AIM OF THE EXERCISE: Every line of the data below that holds the string "name" needs to be reported.

━━━ RECORDS FOR THIS TASK ━━━

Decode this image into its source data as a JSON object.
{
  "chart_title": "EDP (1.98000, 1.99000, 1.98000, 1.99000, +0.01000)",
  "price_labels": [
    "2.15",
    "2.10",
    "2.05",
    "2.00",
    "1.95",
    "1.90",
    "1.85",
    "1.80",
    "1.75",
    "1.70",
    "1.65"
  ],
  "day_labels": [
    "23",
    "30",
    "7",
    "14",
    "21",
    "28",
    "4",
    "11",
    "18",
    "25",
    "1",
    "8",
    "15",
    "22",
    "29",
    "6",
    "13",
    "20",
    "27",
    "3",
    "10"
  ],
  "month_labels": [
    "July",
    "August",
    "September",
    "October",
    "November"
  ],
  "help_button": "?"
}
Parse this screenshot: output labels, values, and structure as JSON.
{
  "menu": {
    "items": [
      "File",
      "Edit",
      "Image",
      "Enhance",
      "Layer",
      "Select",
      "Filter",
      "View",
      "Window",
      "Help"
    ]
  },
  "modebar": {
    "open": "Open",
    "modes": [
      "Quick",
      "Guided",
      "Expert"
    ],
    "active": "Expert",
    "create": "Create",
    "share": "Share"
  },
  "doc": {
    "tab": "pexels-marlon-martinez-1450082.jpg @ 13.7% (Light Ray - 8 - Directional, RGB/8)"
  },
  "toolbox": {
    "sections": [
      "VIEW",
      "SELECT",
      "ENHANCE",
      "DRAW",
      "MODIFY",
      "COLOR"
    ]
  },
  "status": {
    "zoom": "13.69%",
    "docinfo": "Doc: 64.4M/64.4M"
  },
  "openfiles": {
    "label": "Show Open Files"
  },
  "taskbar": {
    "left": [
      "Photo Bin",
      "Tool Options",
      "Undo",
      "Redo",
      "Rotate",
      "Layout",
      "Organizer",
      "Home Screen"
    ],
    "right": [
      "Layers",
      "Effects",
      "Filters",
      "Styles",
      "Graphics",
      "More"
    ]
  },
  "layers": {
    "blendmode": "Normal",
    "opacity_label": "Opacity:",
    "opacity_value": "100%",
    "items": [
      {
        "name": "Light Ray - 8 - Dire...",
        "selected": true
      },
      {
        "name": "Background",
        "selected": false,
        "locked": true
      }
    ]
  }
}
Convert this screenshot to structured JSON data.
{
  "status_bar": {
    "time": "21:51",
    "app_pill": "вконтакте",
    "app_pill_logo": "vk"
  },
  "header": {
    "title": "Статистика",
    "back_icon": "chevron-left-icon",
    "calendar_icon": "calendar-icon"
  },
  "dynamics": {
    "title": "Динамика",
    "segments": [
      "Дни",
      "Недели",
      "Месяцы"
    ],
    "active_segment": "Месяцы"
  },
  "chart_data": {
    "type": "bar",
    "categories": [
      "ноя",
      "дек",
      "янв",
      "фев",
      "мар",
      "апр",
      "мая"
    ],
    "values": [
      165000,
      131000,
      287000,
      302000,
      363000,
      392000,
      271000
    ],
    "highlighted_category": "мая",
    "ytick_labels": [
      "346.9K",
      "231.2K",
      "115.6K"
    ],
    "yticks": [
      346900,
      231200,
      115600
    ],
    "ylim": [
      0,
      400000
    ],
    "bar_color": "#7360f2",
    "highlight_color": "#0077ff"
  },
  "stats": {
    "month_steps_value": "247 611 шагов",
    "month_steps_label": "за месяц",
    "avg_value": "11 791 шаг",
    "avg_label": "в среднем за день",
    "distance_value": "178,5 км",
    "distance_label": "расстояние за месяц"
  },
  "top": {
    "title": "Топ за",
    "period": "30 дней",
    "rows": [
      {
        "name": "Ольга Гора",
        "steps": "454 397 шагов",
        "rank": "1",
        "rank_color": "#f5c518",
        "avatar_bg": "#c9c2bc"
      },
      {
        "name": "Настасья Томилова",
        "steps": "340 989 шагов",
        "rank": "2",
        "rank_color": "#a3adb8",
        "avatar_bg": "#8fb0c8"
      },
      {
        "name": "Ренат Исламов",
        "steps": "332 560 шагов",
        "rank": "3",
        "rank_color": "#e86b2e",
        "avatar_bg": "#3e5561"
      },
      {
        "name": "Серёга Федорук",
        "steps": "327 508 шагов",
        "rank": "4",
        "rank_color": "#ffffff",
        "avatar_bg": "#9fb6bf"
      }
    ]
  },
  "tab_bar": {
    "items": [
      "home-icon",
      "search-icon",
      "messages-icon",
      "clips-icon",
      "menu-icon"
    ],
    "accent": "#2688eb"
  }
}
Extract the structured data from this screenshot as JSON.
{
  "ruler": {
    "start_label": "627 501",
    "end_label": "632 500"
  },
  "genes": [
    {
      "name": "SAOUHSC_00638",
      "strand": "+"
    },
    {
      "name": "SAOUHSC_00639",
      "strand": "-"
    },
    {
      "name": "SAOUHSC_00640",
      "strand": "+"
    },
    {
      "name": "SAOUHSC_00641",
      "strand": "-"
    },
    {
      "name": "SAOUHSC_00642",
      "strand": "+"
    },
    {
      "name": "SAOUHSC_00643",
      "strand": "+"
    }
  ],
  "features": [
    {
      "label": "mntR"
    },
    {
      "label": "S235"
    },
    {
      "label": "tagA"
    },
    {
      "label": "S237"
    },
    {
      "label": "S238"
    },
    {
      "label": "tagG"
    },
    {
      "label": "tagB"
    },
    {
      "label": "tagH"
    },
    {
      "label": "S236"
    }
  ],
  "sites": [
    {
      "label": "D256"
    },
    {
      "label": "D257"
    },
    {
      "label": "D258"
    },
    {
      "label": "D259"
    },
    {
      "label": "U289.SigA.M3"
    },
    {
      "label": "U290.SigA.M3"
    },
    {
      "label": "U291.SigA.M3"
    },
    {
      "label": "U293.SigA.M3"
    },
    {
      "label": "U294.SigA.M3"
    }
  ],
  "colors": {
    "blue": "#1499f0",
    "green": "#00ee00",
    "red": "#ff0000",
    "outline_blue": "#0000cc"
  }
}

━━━

OUTPUT OF THE TASK:
        "name": "Light Ray - 8 - Dire...",
        "name": "Background",
        "name": "Ольга Гора",
        "name": "Настасья Томилова",
        "name": "Ренат Исламов",
        "name": "Серёга Федорук",
      "name": "SAOUHSC_00638",
      "name": "SAOUHSC_00639",
      "name": "SAOUHSC_00640",
      "name": "SAOUHSC_00641",
      "name": "SAOUHSC_00642",
      "name": "SAOUHSC_00643",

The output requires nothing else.